Vegetable oil based polyols have been successfully commercialized and utilized in polyurethane production, such as for automotive or building applications. One of the problems with using biobased polyurethane foams in building materials, such as in foam insulation, is their inherent flammability. A partial solution to this problem is to incorporate heteroatoms such as halogens, silicon or phosphorus into the polyol molecules so to produce a functionalised polyol. However, this process severely limits usefulness of these biobased polyols in practical applications due to their low reactivity and hydroxyl functionality, high acidity, and high viscosity.

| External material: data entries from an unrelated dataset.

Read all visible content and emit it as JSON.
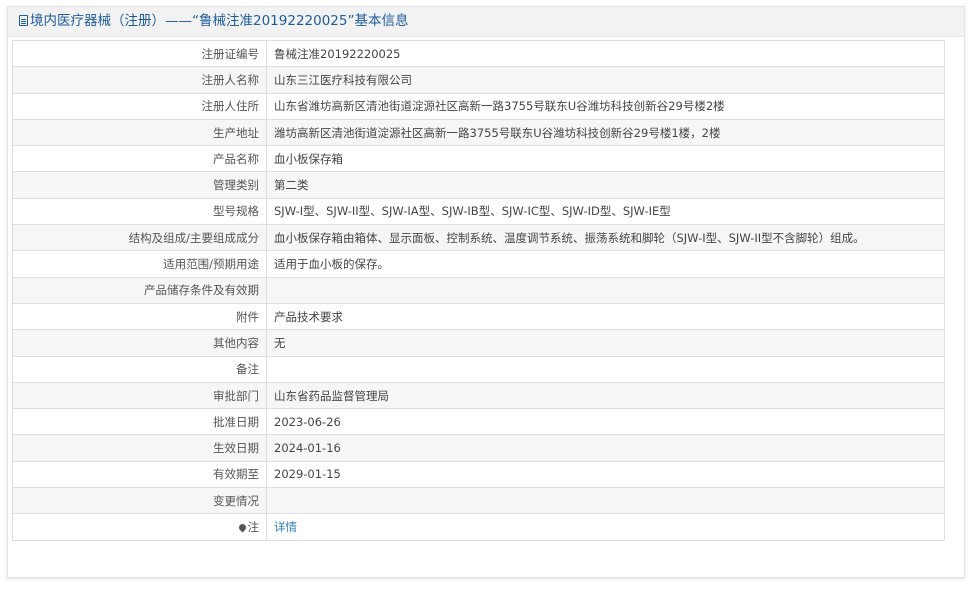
{
  "header": {
    "title": "境内医疗器械（注册）——“鲁械注准20192220025”基本信息",
    "icon": "document-icon"
  },
  "rows": [
    {
      "label": "注册证编号",
      "value": "鲁械注准20192220025"
    },
    {
      "label": "注册人名称",
      "value": "山东三江医疗科技有限公司"
    },
    {
      "label": "注册人住所",
      "value": "山东省潍坊高新区清池街道淀源社区高新一路3755号联东U谷潍坊科技创新谷29号楼2楼"
    },
    {
      "label": "生产地址",
      "value": "潍坊高新区清池街道淀源社区高新一路3755号联东U谷潍坊科技创新谷29号楼1楼，2楼"
    },
    {
      "label": "产品名称",
      "value": "血小板保存箱"
    },
    {
      "label": "管理类别",
      "value": "第二类"
    },
    {
      "label": "型号规格",
      "value": "SJW-I型、SJW-II型、SJW-IA型、SJW-IB型、SJW-IC型、SJW-ID型、SJW-IE型"
    },
    {
      "label": "结构及组成/主要组成成分",
      "value": "血小板保存箱由箱体、显示面板、控制系统、温度调节系统、振荡系统和脚轮（SJW-I型、SJW-II型不含脚轮）组成。"
    },
    {
      "label": "适用范围/预期用途",
      "value": "适用于血小板的保存。"
    },
    {
      "label": "产品储存条件及有效期",
      "value": ""
    },
    {
      "label": "附件",
      "value": "产品技术要求"
    },
    {
      "label": "其他内容",
      "value": "无"
    },
    {
      "label": "备注",
      "value": ""
    },
    {
      "label": "审批部门",
      "value": "山东省药品监督管理局"
    },
    {
      "label": "批准日期",
      "value": "2023-06-26"
    },
    {
      "label": "生效日期",
      "value": "2024-01-16"
    },
    {
      "label": "有效期至",
      "value": "2029-01-15"
    },
    {
      "label": "变更情况",
      "value": ""
    }
  ],
  "note": {
    "label": "注",
    "icon": "map-pin-icon",
    "link_text": "详情"
  },
  "colors": {
    "header_text": "#1f5b9c",
    "link": "#2d7bbf",
    "stripe": "#f6f6f6",
    "border": "#dedede"
  }
}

Researchers at the University of Alberta have developed new chemistry to produce a stable, biobased high phosphorus content fire-retardant polyol with primary hydroxyl groups, high functionality and a relatively low viscosity. They have demonstrated the successful production of high quality polyurethane foams containing phosphorus-containing fire-retardant polyol at up to 100% of the overall polyol content. Foams made in this way have been shown to have the ability to self-extinguish. This technology establishes a cost effective, uncomplicated and industrially feasible chemical process to produce a variety of fire-retardant polyols. These can be used in the preparation of polyurethanes or other polymer composites with a high biocontent.
- High renewable content to replace petrochemicals
- Environmentally friendly, solvent-free production
- Reduces the need for expensive fire retardant additives
The invention represents a valuable opportunity for use in the spray foam, polyurethane coating, adhesives, coatings and lubricants industry.
Technology Management Group
TEC Edmonton – University of Alberta